Butternut is one of the “winter squashes,” so named in the days before refrigeration, because they have hard shells and could be stored throughout the cold months in a root cellar to provide “fresh” vegetables in the off season. There are many types: Hubbard, Turk’s turban, Boston marrow and butternut among them. The miracles of modern transportation make them available virtually year-round, rendering the “winter” designation somewhat moot. But, the appetite still recognizes and relishes squash in its original season — even in Florida.
Butternut is one of the milder and more popular hard-skinned squashes, its taste pretty well described by its name. One of the most delightful ways to enjoy it is in this risotto, which Giuliano Hazan recently prepared for this column. Hazan is a cookbook author, award-winning cooking teacher and the “Today” show regular, who lives and gives cooking classes here in Sarasota.
In the classic Italian meal, risotto is a piatti primo — served after the antipasti and before the secondo of meat or fish. (In an informal American supper, it could be the entrée, preceded — or followed — by a salad course.) With nothing added except cheese, it is risotto Parmigiano. Add saffron, and you have risotto Milanese. Risotto can be made with a vegetable or vegetable mixture, fish or seafood, meat or poultry.
In all variations, risotto making is a unique Italian way of cooking rice to a “creamy” consistency. “Creamy” is in quotes because there is never cream in a risotto. Its elegant texture results when the starch coating of the rice (arborio, canaroli or vialone nano) breaks down, or “melts.” Do not attempt risotto with conventional, long-grain American rice.
A risotto is not difficult to prepare. Rule one is stir constantly and energetically while adding the broth. The risotto is done when a grain of rice is “al dente” — firm to the tooth, neither crisp nor mushy. In Milan, it is served quite dry, so a serving holds shape on the plate. Elsewhere, it is served ad onda, or wavy, so it spreads out. Rule two is to serve it from pan to plate. Risotto doesn’t wait for the diners; the diners wait for the risotto. In a fine Italian restaurant, it is assumed that anyone who orders it expects to wait 20 to 25 minutes, but it is risky business to order risotto at an American restaurant. Make it at home instead.
BUTTERNUT SQUASH RISOTTO
Yield: Serves 4 to 6 people
1/2 small yellow onion, finely chopped
3 tablespoons butter
1 pound butternut squash (about 3 cups diced)
1 3/4 cups rice for risotto (carnaroli, vialone nano or arborio)

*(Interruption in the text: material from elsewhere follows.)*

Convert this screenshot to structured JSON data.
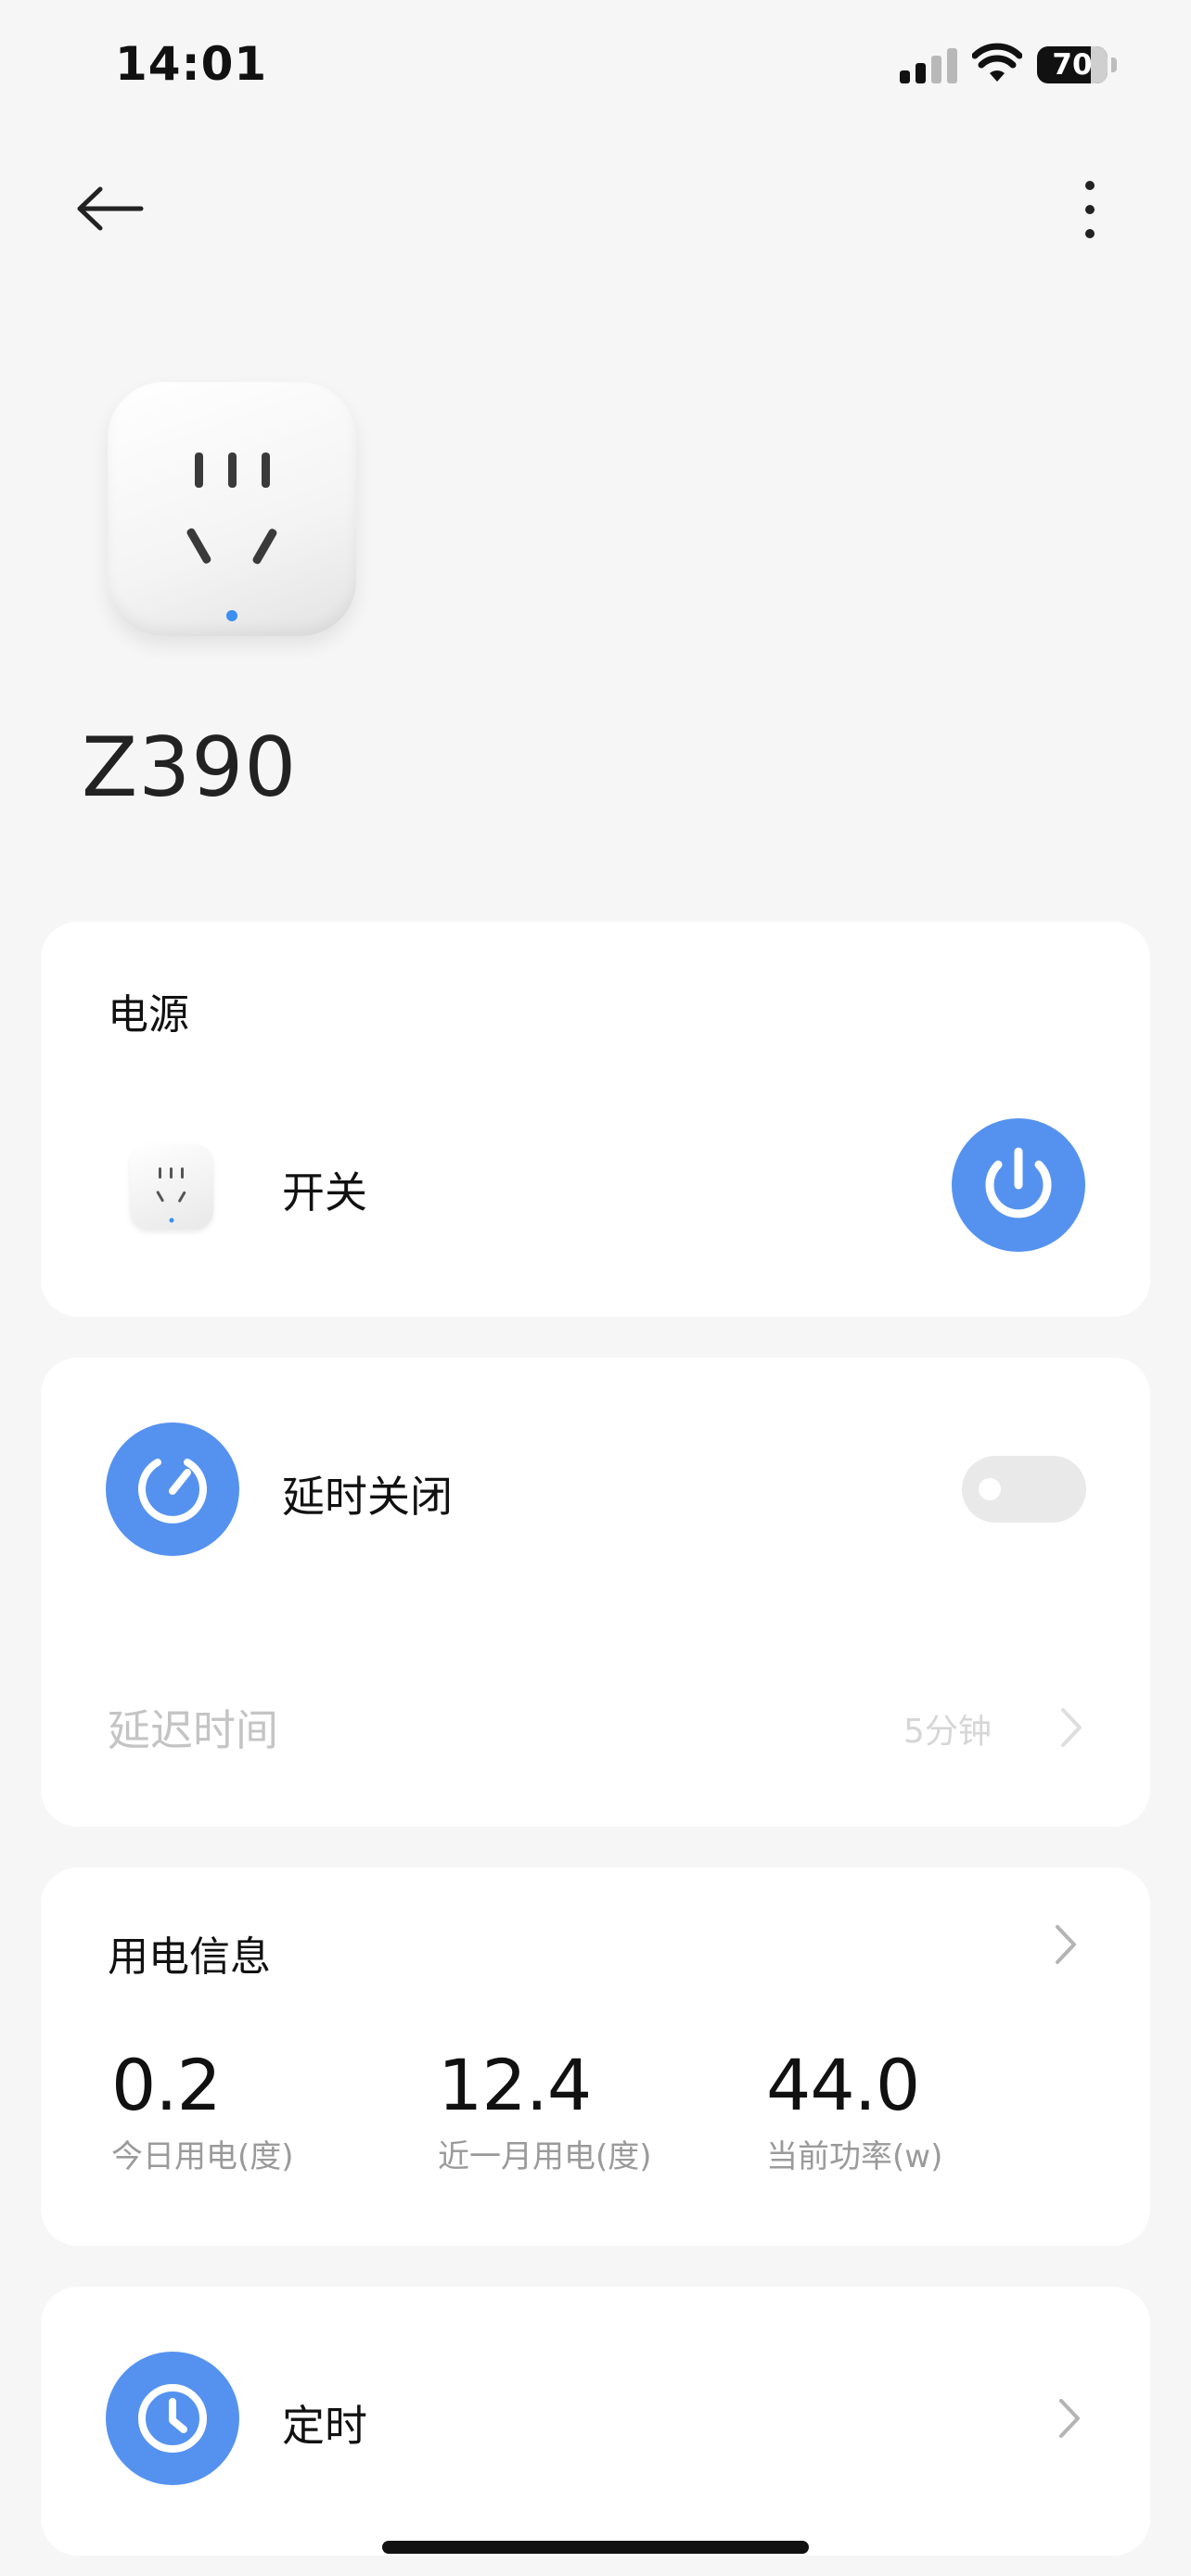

Freshly ground black pepper
1/2 beef and 1/2 chicken bouillon cubes dissolved in 5 cups of water
2 tablespoons Italian flat-leaf parsley, finely chopped

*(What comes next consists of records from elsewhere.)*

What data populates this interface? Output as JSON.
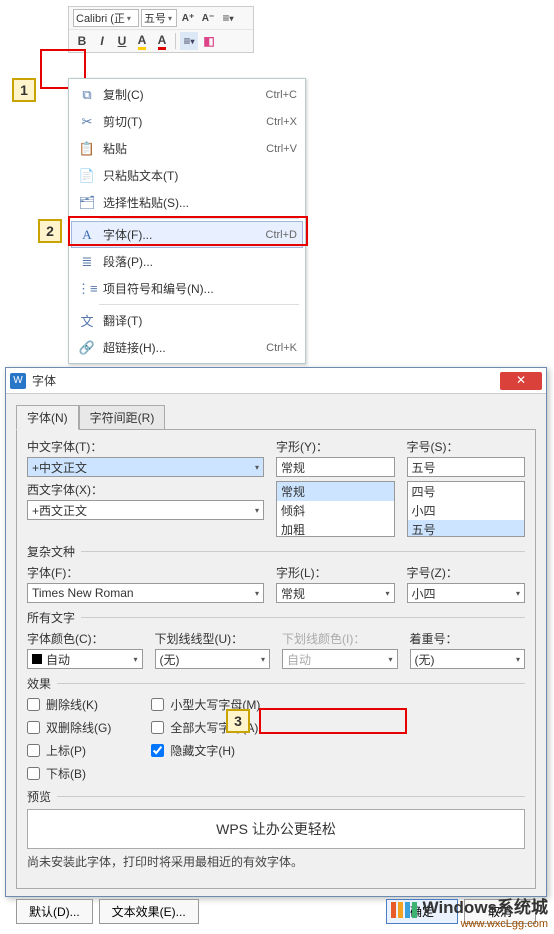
{
  "toolbar": {
    "font_name": "Calibri (正",
    "font_size": "五号",
    "inc_font": "A⁺",
    "dec_font": "A⁻",
    "bold": "B",
    "italic": "I",
    "underline": "U"
  },
  "steps": {
    "s1": "1",
    "s2": "2",
    "s3": "3"
  },
  "cmenu": {
    "copy": "复制(C)",
    "copy_sc": "Ctrl+C",
    "cut": "剪切(T)",
    "cut_sc": "Ctrl+X",
    "paste": "粘贴",
    "paste_sc": "Ctrl+V",
    "paste_text": "只粘贴文本(T)",
    "paste_special": "选择性粘贴(S)...",
    "font": "字体(F)...",
    "font_sc": "Ctrl+D",
    "paragraph": "段落(P)...",
    "bullets": "项目符号和编号(N)...",
    "translate": "翻译(T)",
    "hyperlink": "超链接(H)...",
    "hyperlink_sc": "Ctrl+K"
  },
  "dialog": {
    "title": "字体",
    "tab_font": "字体(N)",
    "tab_spacing": "字符间距(R)",
    "cn_font_label": "中文字体(T)：",
    "cn_font_value": "+中文正文",
    "style_label": "字形(Y)：",
    "style_value": "常规",
    "style_opts": [
      "常规",
      "倾斜",
      "加粗"
    ],
    "size_label": "字号(S)：",
    "size_value": "五号",
    "size_opts": [
      "四号",
      "小四",
      "五号"
    ],
    "west_font_label": "西文字体(X)：",
    "west_font_value": "+西文正文",
    "complex_label": "复杂文种",
    "cx_font_label": "字体(F)：",
    "cx_font_value": "Times New Roman",
    "cx_style_label": "字形(L)：",
    "cx_style_value": "常规",
    "cx_size_label": "字号(Z)：",
    "cx_size_value": "小四",
    "all_text_label": "所有文字",
    "color_label": "字体颜色(C)：",
    "color_value": "自动",
    "ul_label": "下划线线型(U)：",
    "ul_value": "(无)",
    "ul_color_label": "下划线颜色(I)：",
    "ul_color_value": "自动",
    "emphasis_label": "着重号：",
    "emphasis_value": "(无)",
    "effects_label": "效果",
    "strike": "删除线(K)",
    "dstrike": "双删除线(G)",
    "super": "上标(P)",
    "sub": "下标(B)",
    "smallcaps": "小型大写字母(M)",
    "allcaps": "全部大写字母(A)",
    "hidden": "隐藏文字(H)",
    "preview_label": "预览",
    "preview_text": "WPS 让办公更轻松",
    "hint": "尚未安装此字体，打印时将采用最相近的有效字体。",
    "btn_default": "默认(D)...",
    "btn_texteffect": "文本效果(E)...",
    "btn_ok": "确定",
    "btn_cancel": "取消"
  },
  "watermark": {
    "title": "Windows系统城",
    "url": "www.wxcLgg.com"
  }
}
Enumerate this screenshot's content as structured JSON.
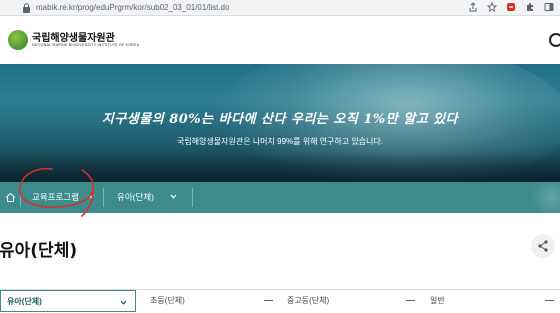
{
  "browser": {
    "url": "mabik.re.kr/prog/eduPrgrm/kor/sub02_03_01/01/list.do"
  },
  "header": {
    "logo_name": "국립해양생물자원관",
    "logo_subtitle": "NATIONAL MARINE BIODIVERSITY INSTITUTE OF KOREA"
  },
  "hero": {
    "title": "지구생물의 80%는 바다에 산다 우리는 오직 1%만 알고 있다",
    "subtitle": "국립해양생물자원관은 나머지 99%를 위해 연구하고 있습니다."
  },
  "nav": {
    "primary_label": "교육프로그램",
    "secondary_label": "유아(단체)"
  },
  "page": {
    "title": "유아(단체)"
  },
  "tabs": [
    {
      "label": "유아(단체)",
      "active": true
    },
    {
      "label": "초등(단체)",
      "active": false
    },
    {
      "label": "중고등(단체)",
      "active": false
    },
    {
      "label": "일반",
      "active": false
    }
  ],
  "colors": {
    "accent": "#3d8c8c",
    "annotation": "#d32f2f"
  }
}
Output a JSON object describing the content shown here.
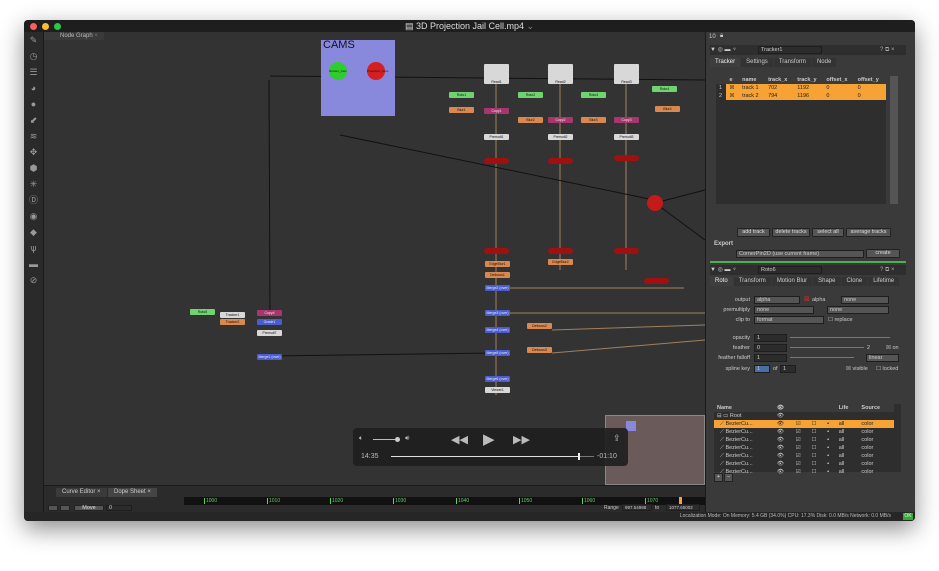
{
  "window": {
    "title": "3D Projection Jail Cell.mp4",
    "title_chevron": "⌄"
  },
  "toolbar_icons": [
    "paint-icon",
    "clock-icon",
    "channels-icon",
    "color-wheel-icon",
    "circle-filter-icon",
    "keyer-icon",
    "layers-icon",
    "transform-icon",
    "3d-cube-icon",
    "particles-icon",
    "deep-icon",
    "eye-icon",
    "tag-icon",
    "tools-icon",
    "other-icon",
    "help-icon"
  ],
  "node_graph": {
    "tab_label": "Node Graph",
    "backdrop_label": "CAMS",
    "nodes": [
      "Render_Cam",
      "Projection_Cam",
      "Read1",
      "Read2",
      "Read3",
      "Roto1",
      "Roto2",
      "Roto3",
      "Roto4",
      "Blur1",
      "Blur2",
      "Blur3",
      "Blur4",
      "Copy1",
      "Copy2",
      "Copy3",
      "Premult1",
      "Premult2",
      "Premult3",
      "Roto5",
      "Tracker1",
      "Tracker2",
      "Copy4",
      "Grade1",
      "Premult7",
      "Merge1 (over)",
      "Merge2 (over)",
      "Merge3 (over)",
      "Merge4 (over)",
      "Merge5 (over)",
      "Merge6 (over)",
      "EdgeBlur1",
      "EdgeBlur2",
      "Defocus1",
      "Defocus2",
      "Defocus3",
      "Viewer1"
    ]
  },
  "player": {
    "elapsed": "14:35",
    "remaining": "-01:10",
    "progress": 0.92,
    "volume": 0.85
  },
  "bottom": {
    "tabs": [
      "Curve Editor",
      "Dope Sheet"
    ],
    "ticks": [
      "1000",
      "1010",
      "1020",
      "1030",
      "1040",
      "1050",
      "1060",
      "1070"
    ],
    "mode": "Move",
    "mode_value": "0",
    "range_label": "Range",
    "range_from": "997.54998",
    "range_to_label": "to",
    "range_to": "1077.65002"
  },
  "status": {
    "text": "Localization Mode: On  Memory: 5.4 GB (34.0%)  CPU: 17.3%  Disk: 0.0 MB/s  Network: 0.0 MB/s",
    "ok": "OK"
  },
  "right": {
    "top_count": "10",
    "tracker": {
      "name": "Tracker1",
      "tabs": [
        "Tracker",
        "Settings",
        "Transform",
        "Node"
      ],
      "columns": [
        "e",
        "name",
        "track_x",
        "track_y",
        "offset_x",
        "offset_y"
      ],
      "rows": [
        {
          "n": "1",
          "name": "track 1",
          "track_x": "702",
          "track_y": "1192",
          "offset_x": "0",
          "offset_y": "0"
        },
        {
          "n": "2",
          "name": "track 2",
          "track_x": "794",
          "track_y": "1196",
          "offset_x": "0",
          "offset_y": "0"
        }
      ],
      "buttons": [
        "add track",
        "delete tracks",
        "select all",
        "average tracks"
      ],
      "export_label": "Export",
      "export_value": "CornerPin2D (use current frame)",
      "create": "create"
    },
    "roto": {
      "name": "Roto6",
      "tabs": [
        "Roto",
        "Transform",
        "Motion Blur",
        "Shape",
        "Clone",
        "Lifetime"
      ],
      "output_label": "output",
      "output": "alpha",
      "output_check": "alpha",
      "output2": "none",
      "premult_label": "premultiply",
      "premult": "none",
      "premult2": "none",
      "clip_label": "clip to",
      "clip": "format",
      "replace": "replace",
      "opacity_label": "opacity",
      "opacity": "1",
      "feather_label": "feather",
      "feather": "0",
      "feather_count": "2",
      "on": "on",
      "falloff_label": "feather falloff",
      "falloff": "1",
      "falloff_type": "linear",
      "spline_label": "spline key",
      "spline_key": "1",
      "of": "of",
      "spline_total": "1",
      "visible": "visible",
      "locked": "locked",
      "tree_columns": [
        "Name",
        "Life",
        "Source"
      ],
      "root": "Root",
      "items": [
        {
          "name": "BezierCu...",
          "life": "all",
          "source": "color"
        },
        {
          "name": "BezierCu...",
          "life": "all",
          "source": "color"
        },
        {
          "name": "BezierCu...",
          "life": "all",
          "source": "color"
        },
        {
          "name": "BezierCu...",
          "life": "all",
          "source": "color"
        },
        {
          "name": "BezierCu...",
          "life": "all",
          "source": "color"
        },
        {
          "name": "BezierCu...",
          "life": "all",
          "source": "color"
        },
        {
          "name": "BezierCu...",
          "life": "all",
          "source": "color"
        }
      ]
    }
  },
  "colors": {
    "accent": "#f7a234",
    "read": "#d8d8d8",
    "roto": "#6fd46f",
    "blur": "#d9884f",
    "copy": "#a8356d",
    "merge": "#4a5ccf",
    "backdrop": "#8888dd",
    "scanline": "#a01010"
  }
}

1/2 cup Parmigiano-Reggiano, freshly grated
1. Put the onion and 2 tablespoons of the butter in a large heavy-bottomed pot over medium-low heat. Sauté the onion until it turns to a rich golden color.
2. While the onion is sautéing, remove the rind and the seeds from the squash, then cut it into 3/4-inch cubes. When the onion is ready, add the squash to the pan with about 1/2 cup of water. Season with salt and pepper, and cook until the squash is tender, about 10 to 15 minutes.
3. While the squash is cooking, heat the broth in a sauce pot and keep it at a low simmer.
4. When the squash is tender and all the water has evaporated, add the rice and stir until it is well coated. Add about 1 cup of the hot broth and continue stirring. Add only enough broth to produce the consistency of a rather thick soup and wait until all the liquid is absorbed before adding more. Continue until the rice is al dente, 20 to 25 minutes.
5. Remove from the heat and stir in the chopped parsley, the grated Parmigiano and the remaining tablespoon of butter. Taste for salt and serve at once.
(From “Every Night Italian” by Giuliano Hazan)
Hands-on cooking with Giuliano Hazan
• Friday, Nov. 12
• Wednesday, Dec. 8
• Friday, Jan. 14
All classes are 10:30 a.m. to 2:30 p.m. Prepare and eat a four-course Italian meal with paired Italian wines at the Hazan riverside home.
Cost is $150 per person, per class. For more information, call 363-1258 or e-mail [email protected]